8 x 4 mm Luster Opaque Beige Flowers (Czech glass, 25)
I used a couple of these in a bracelet this month. Not sure what else to say about them except that I have a ton of these in my collection so I hope the ideas keep flowing.
9 mm Olive Flat Squares, Czech Glass (25)
I love flat squares, probably more even than flat circles. (I couldn’t tell you why.) This is great for my standard color palette, as well (which is, loosely, “things that look good with copper”). I think I will use these in a bracelet so they can lie flat.
4 mm Firepolished Hurricane Glass Rounds, Glowing Embers (Czech glass, 50)
Hurricane glass beads are fun and I like the name “glowing embers” although I’ve never seen that anywhere as an official color name. At any rate, these are pretty and I think they would look nice with some brass findings.
Tierracast 12 x 8 mm Antique Silver Small Blossom Charms (USA pewter)
You’ll often get a Tierracast or Amoracast finding or charm and these are the ones we received this month (I guess we get two because they are small). I like to use little charms near the clasps of bracelets (just putting that out there since I want to suggest something other than earrings for once).
Here’s a bracelet I made. The beading wire, jump rings, crimps, and clasp are from my stash. This is very similar to the project from Darn Good Beads for the month (which is where I got the idea). First I added jump rings to all the loops on the clasp, then cut the beading wire (just guessed the length) and crimped three lengths of beading wire on each jump ring on one side of the clasp. Then I just strung beads, crimped the other end, and cut off the extra. Careful with crimping near the bugle beads — I broke one. Oops.

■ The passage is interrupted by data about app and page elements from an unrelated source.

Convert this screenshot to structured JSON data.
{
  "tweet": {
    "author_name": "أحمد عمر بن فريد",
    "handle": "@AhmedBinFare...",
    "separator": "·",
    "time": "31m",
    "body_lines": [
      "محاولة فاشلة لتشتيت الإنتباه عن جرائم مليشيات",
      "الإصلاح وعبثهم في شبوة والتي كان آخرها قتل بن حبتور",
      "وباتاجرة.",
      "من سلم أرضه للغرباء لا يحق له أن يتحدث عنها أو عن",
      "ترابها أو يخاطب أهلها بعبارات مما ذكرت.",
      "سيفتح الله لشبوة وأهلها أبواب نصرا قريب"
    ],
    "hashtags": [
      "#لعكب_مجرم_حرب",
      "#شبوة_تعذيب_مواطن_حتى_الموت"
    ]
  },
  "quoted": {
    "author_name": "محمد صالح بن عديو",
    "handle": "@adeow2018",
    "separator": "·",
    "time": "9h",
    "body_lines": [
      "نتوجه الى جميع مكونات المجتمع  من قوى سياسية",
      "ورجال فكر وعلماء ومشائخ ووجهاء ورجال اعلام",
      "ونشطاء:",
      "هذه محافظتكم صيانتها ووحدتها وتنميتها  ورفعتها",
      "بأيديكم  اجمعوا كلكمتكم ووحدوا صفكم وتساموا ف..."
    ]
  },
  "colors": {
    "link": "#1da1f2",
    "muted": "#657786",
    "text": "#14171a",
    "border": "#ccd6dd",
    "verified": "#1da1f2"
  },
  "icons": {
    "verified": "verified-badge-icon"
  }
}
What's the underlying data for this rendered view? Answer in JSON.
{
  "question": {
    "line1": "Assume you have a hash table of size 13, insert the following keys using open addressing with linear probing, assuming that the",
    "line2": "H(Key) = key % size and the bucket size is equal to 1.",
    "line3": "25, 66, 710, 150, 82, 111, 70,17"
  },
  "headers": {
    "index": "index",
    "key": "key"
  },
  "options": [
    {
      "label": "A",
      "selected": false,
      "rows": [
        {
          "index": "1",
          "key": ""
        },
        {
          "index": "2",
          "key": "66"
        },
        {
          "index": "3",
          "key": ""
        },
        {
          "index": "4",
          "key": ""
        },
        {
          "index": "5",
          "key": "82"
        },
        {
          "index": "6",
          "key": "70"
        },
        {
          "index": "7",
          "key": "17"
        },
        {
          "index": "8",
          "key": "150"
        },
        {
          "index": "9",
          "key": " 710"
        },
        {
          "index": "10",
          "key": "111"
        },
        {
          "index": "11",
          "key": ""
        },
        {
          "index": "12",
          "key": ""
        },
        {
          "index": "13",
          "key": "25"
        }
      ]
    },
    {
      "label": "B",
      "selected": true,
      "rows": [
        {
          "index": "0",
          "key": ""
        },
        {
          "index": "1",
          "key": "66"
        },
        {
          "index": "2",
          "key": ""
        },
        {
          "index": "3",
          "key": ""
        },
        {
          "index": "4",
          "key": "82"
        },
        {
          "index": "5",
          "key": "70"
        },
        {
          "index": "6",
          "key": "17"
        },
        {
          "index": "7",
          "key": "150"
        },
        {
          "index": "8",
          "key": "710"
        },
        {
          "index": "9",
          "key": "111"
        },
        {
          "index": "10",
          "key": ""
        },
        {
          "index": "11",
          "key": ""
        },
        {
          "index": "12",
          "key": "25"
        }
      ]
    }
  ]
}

Note: I used almost all of the bugle beads, but I have tiny wrists (5.25″, as I think I said earlier). If your wrists are larger, here are things you can do so you don’t run out of bugle beads: (1) use a clasp with 2 or 3 loops instead of 4, (2) attach fewer than 3 lengths of beading wire to each jump ring
Here is the finished project:
Verdict: I did not calculate a value for BeadCrate, as explained above in my note about prices. If you divide the cost of the box plus shipping by the number of items (I counted 13), you get about $1.84 per item. I am normally not one for doing a lot of stringing projects but this was a bit faster since bugle beads are longer than seed beads. I have pounds and pounds of inexpensive bugle beads from China and maybe a few pieces along these lines would be a good way to use them? Anyway, I like how this turned out and I still have a lot of fun beads to play with.
Please note that no directions are given and you have to supply your own needles, stringing materials, tools, and findings.
To Wrap Up:
Can you still get this box if you sign up today? Your subscription would likely start with the April box. Destash items and excess inventory (and sometimes whole boxes) may occasionally be available in the BeadCrate Etsy shop.
Value Breakdown: At $23.99 for this subscription (counting shipping), you are paying about $1.84 per item.
Keep Track of Your Subscriptions: Add this box to your subscription list or wishlist!
What did you think of the March 2020 BeadCrate? Do you subscribe to any beading or craft boxes?